for-ðam, for-ðæm, for-ðan, for-ðon; adv. For that cause, consequently; propt&e-short;rea, idcirco, &i-short;deo :-- Forðam ic secge eów &i-short;deo d&i-long;co v&o-long;bis, Mt. Bos. 6, 25: 12, 27, 31: Cd. 5; Th. 6, 32; Gen. 97. Ne móst ðú wesan forðæm ormód thou must not consequently be dejected, Bt. Met. Fox 5, 58; Met. 5, 29. He arás of deáþe, and forðan synd ðás wundru gefremode on him ipse surrexit a mortuis, et &i-short;deo virt&u-long;tes operantur in eo. Mt. Bos. 14, 2: Beo. Th. 1362; B. 679: Cd. 217; Th. 276, 25; Sat. 194: Andr. Kmbl. 915; An. 458: Elen.

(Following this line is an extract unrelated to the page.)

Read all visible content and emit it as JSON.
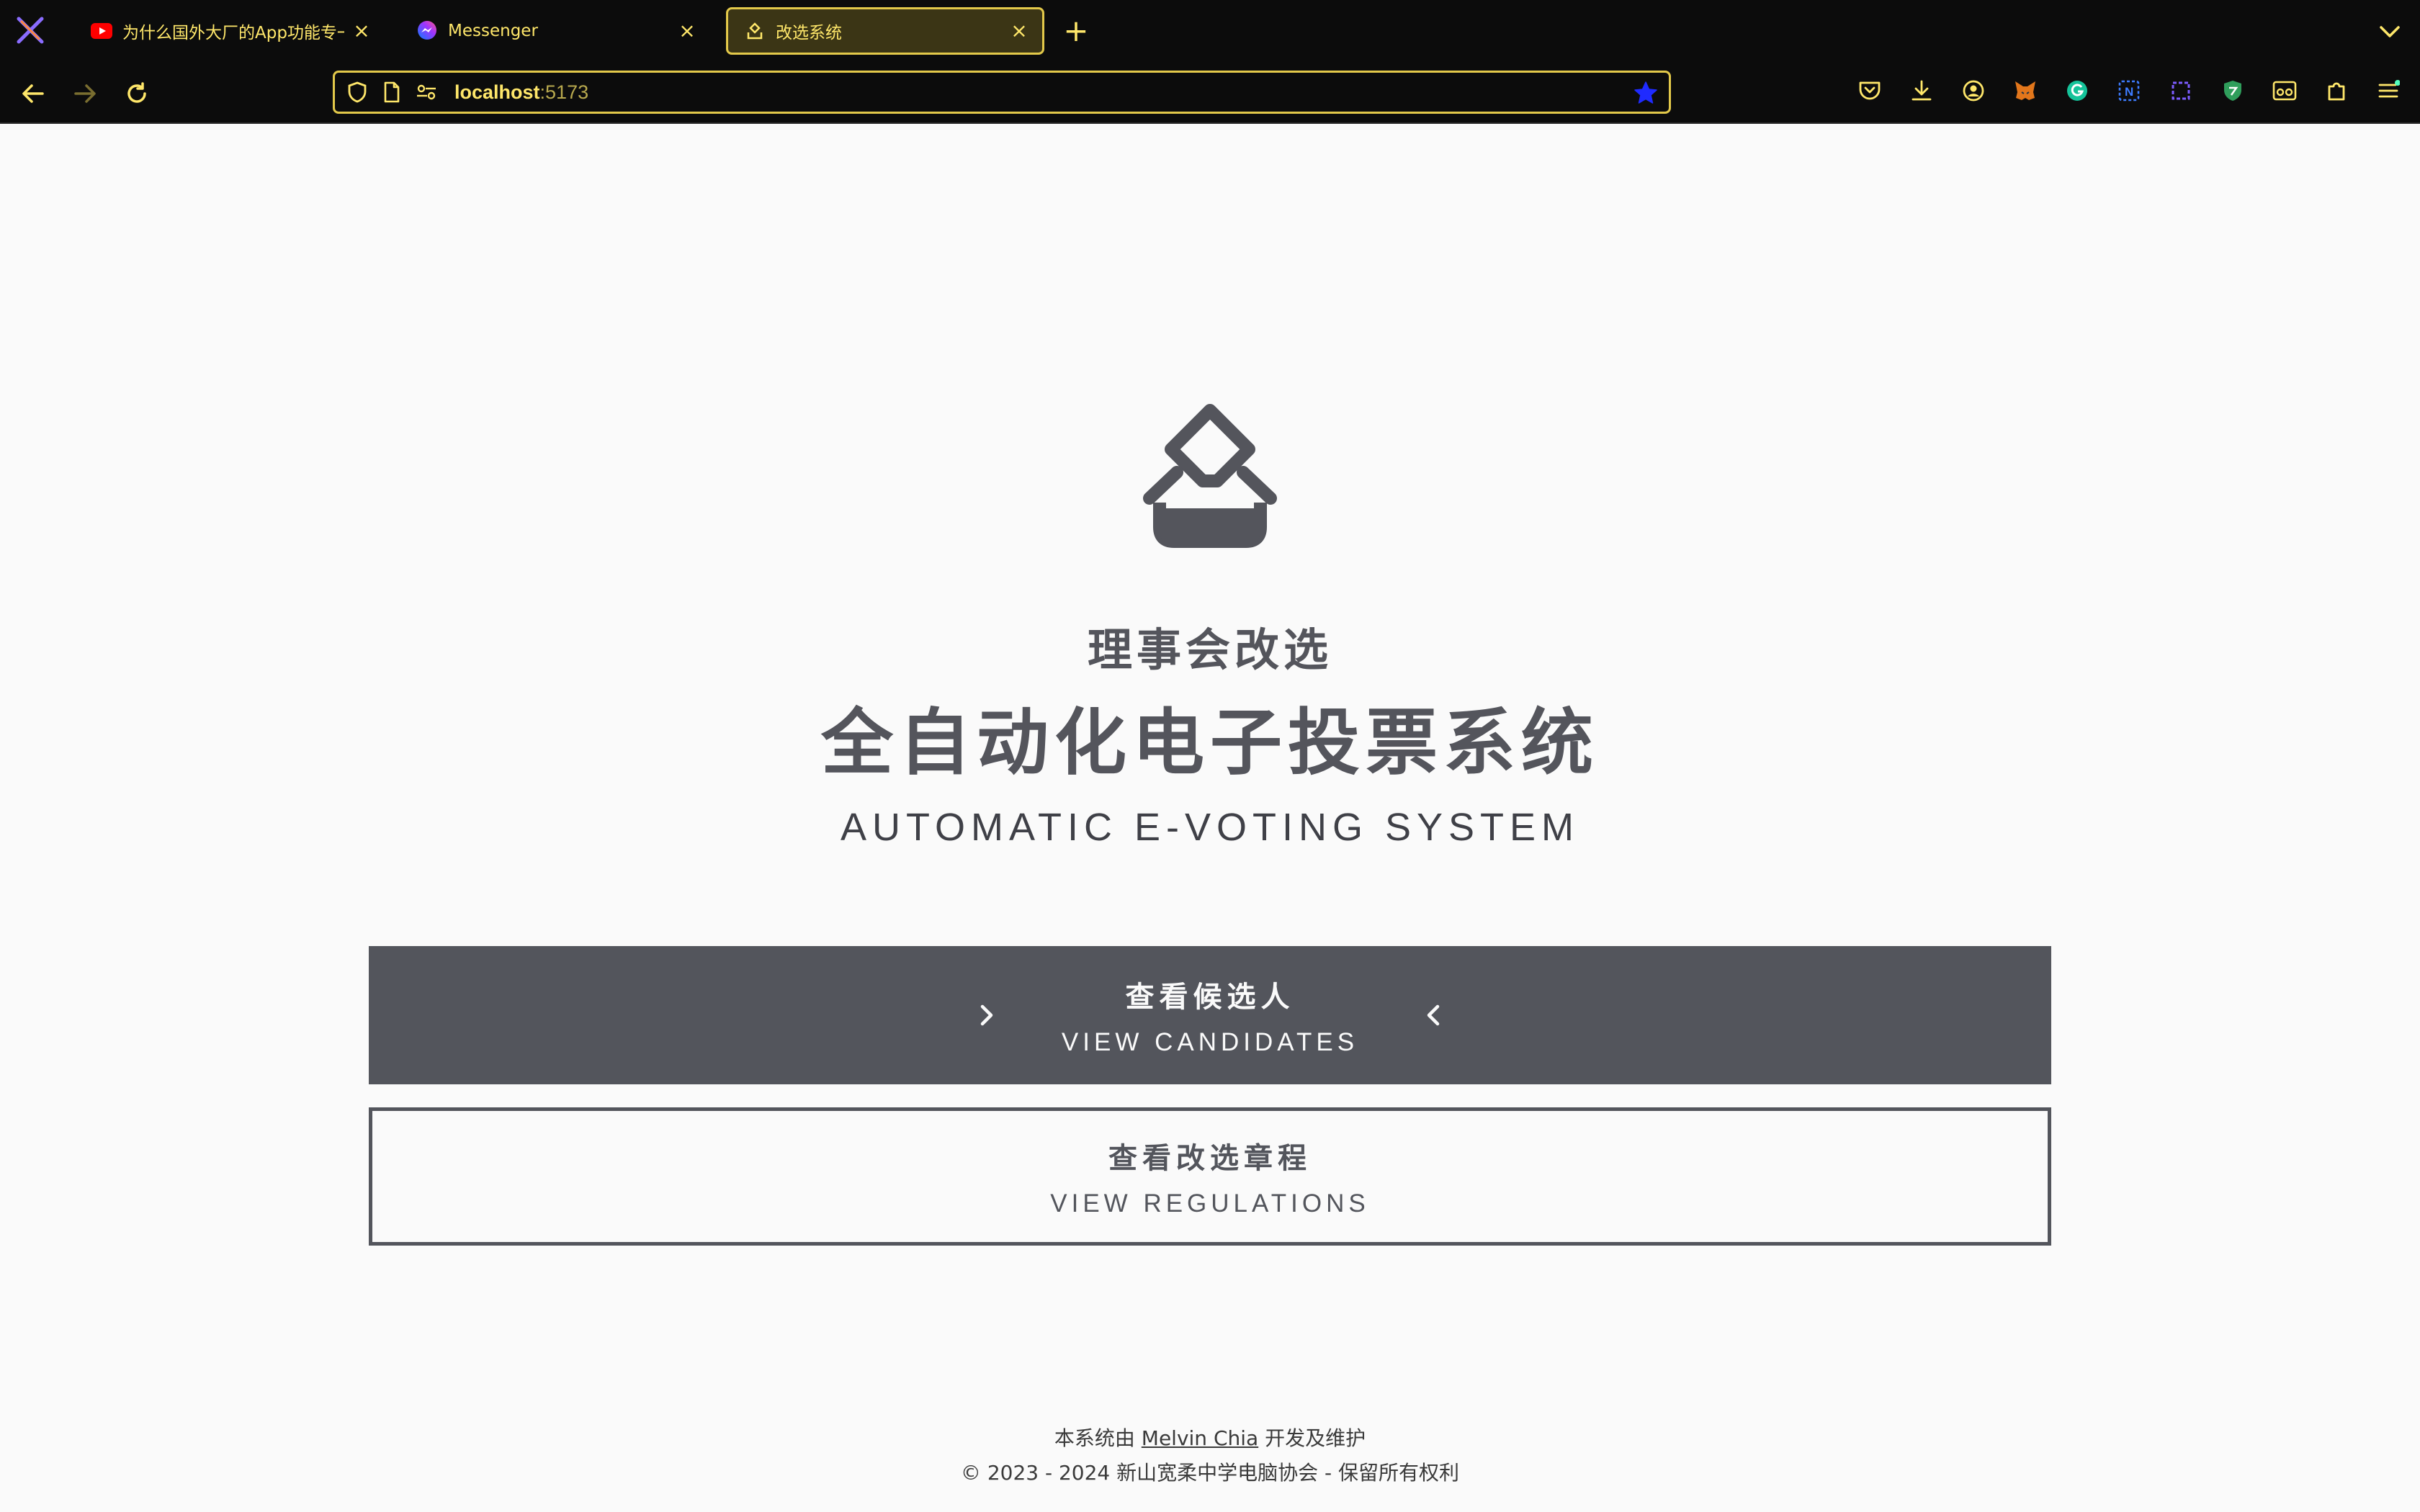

Kmbl. 618; El. 309. Wæs he sóþfæstnysse wer, and he forðon eallum wæs leóf he was a man of truth, and was consequently dear to all, Bd. 3, 15; S. 541, 22: Cd. 9; Th. 11, 9; Gen. 172: Exon. 10 a; Th. 10, 7; Cri. 148: Beo. Th. 6035;